- **Task details**
From the entries below, please gather each line containing the string "this".

START Data extracts

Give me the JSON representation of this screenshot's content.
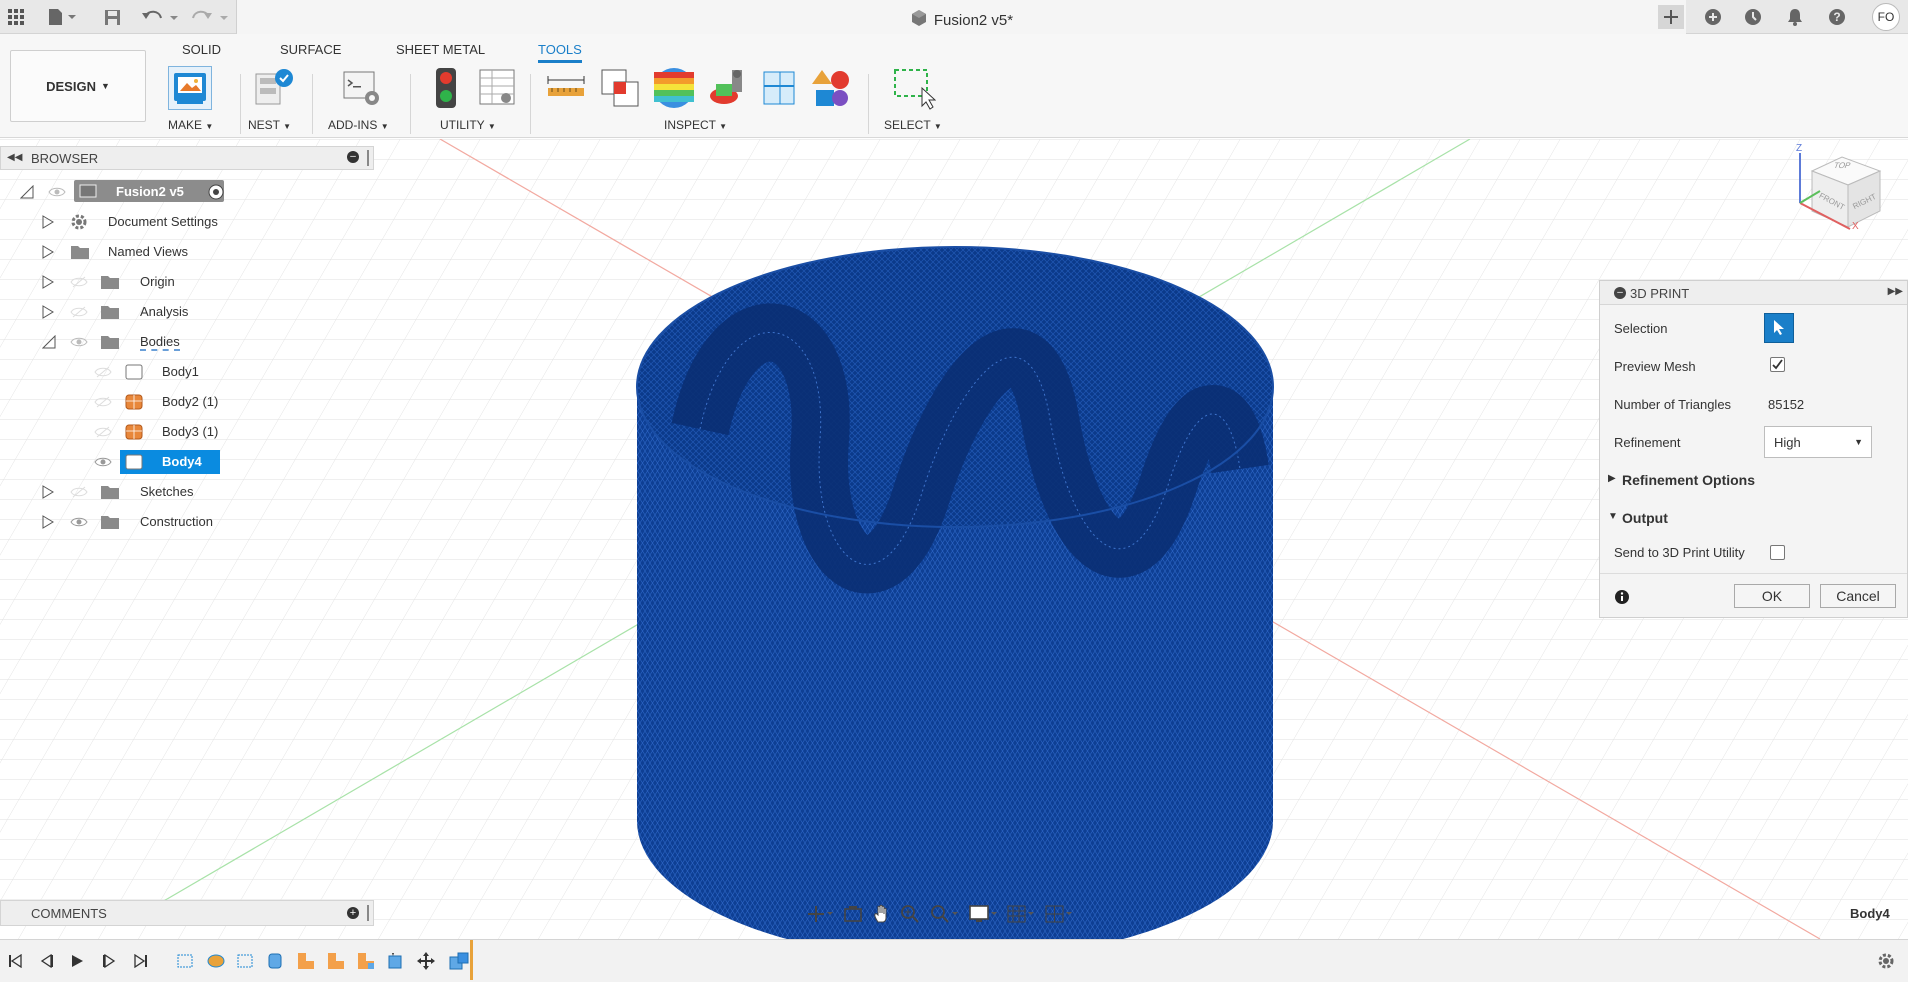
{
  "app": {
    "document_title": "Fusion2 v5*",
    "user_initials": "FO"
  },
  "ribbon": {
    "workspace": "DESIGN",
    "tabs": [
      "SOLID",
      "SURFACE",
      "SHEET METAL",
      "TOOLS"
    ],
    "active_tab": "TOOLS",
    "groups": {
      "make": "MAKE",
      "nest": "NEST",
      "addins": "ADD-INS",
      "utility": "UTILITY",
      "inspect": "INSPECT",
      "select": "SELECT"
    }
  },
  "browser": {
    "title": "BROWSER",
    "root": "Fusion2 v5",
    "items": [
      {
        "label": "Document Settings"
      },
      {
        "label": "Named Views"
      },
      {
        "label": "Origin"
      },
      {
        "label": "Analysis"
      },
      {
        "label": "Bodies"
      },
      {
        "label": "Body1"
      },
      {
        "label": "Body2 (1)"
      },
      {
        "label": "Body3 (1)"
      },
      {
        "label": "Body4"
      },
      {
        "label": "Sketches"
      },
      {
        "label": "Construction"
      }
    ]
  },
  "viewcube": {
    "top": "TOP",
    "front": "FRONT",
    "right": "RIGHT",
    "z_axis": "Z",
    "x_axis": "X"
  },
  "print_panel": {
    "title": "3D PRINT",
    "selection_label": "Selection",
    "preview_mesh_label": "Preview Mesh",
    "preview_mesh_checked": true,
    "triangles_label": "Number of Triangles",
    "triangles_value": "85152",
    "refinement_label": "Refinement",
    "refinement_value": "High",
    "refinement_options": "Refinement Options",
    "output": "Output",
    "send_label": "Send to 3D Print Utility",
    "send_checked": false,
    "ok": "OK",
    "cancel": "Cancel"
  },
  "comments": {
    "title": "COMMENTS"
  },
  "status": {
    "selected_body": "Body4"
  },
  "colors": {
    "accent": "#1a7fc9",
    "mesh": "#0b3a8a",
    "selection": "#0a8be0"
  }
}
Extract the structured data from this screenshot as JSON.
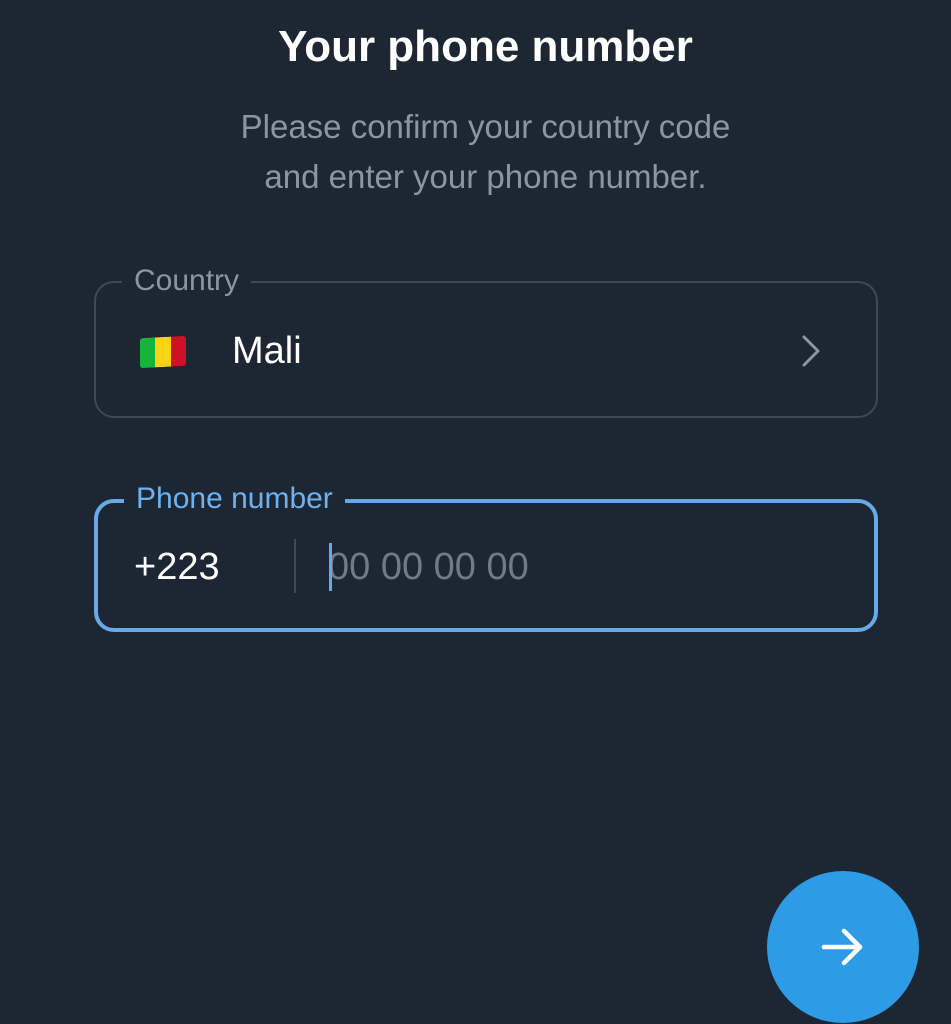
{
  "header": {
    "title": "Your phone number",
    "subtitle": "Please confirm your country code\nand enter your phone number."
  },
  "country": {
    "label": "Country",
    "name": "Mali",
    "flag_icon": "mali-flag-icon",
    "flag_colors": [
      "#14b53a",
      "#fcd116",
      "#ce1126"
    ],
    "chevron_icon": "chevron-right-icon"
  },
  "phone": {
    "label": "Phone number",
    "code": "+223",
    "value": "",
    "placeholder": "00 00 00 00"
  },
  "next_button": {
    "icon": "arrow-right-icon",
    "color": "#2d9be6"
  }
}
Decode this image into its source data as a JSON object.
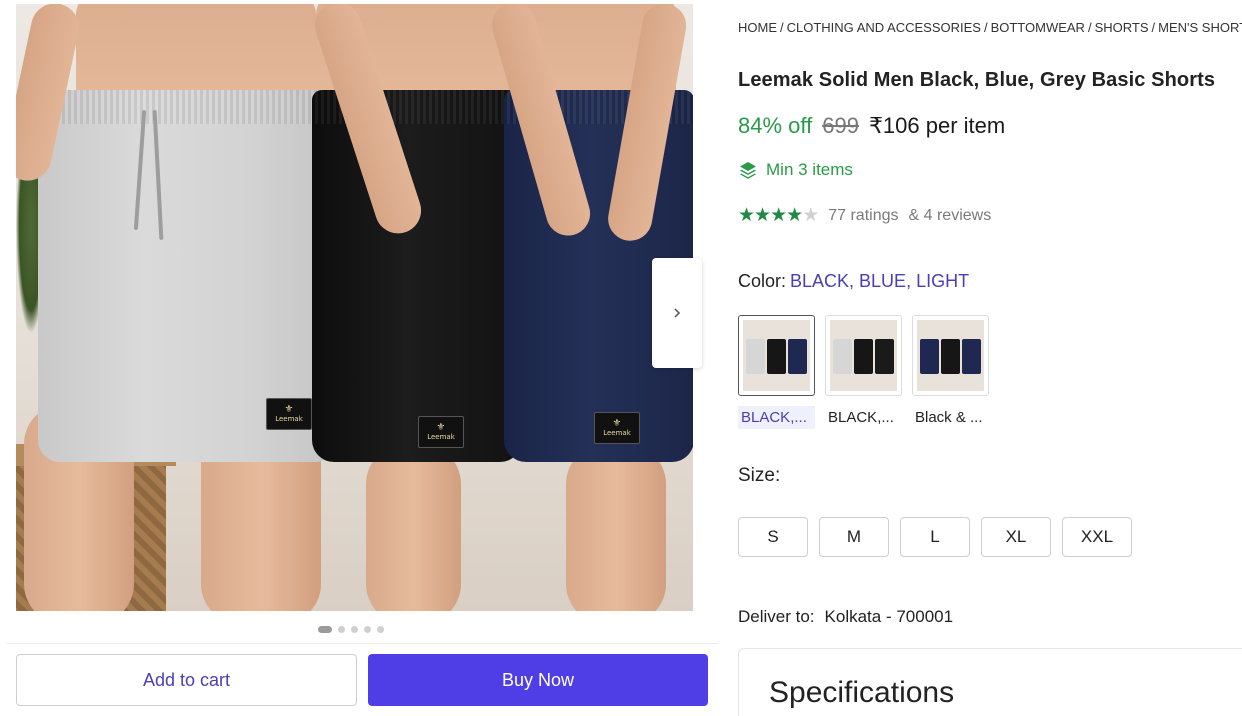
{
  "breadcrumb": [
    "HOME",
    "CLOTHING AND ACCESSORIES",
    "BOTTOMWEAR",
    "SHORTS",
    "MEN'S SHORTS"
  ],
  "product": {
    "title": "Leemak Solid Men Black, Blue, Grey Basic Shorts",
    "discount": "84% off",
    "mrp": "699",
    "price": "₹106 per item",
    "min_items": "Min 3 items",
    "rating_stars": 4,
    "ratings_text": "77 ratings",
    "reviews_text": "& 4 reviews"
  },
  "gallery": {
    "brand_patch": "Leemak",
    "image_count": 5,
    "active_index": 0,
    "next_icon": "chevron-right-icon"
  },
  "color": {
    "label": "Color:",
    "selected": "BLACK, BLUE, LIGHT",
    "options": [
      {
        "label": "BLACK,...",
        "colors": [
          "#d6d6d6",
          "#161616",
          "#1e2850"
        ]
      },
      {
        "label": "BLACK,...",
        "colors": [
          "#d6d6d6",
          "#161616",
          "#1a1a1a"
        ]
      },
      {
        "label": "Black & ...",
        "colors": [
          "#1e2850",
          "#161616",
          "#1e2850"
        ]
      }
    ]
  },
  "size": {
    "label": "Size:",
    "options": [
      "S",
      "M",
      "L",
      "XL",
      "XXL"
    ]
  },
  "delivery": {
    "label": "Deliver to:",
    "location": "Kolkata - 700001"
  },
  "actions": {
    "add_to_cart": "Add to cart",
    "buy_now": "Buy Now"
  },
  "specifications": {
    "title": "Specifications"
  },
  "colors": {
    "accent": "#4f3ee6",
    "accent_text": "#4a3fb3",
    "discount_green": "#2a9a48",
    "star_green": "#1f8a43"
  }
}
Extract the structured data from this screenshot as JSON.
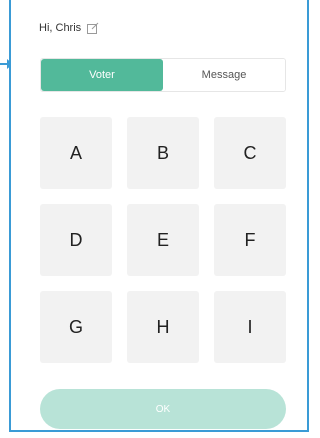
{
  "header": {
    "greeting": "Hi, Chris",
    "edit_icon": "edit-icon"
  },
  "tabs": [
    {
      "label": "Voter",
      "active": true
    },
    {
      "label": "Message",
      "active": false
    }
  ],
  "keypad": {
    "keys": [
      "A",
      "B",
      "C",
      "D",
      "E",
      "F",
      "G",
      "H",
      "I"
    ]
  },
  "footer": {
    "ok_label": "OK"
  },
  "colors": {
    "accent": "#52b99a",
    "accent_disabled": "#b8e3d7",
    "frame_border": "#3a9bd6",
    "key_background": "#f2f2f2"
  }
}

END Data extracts

- **Task output**
Give me the JSON representation of this screenshot's content.
Extract the structured data from this screenshot as JSON.
Decode this image into its source data as a JSON object.
Extract the structured data from this screenshot as JSON.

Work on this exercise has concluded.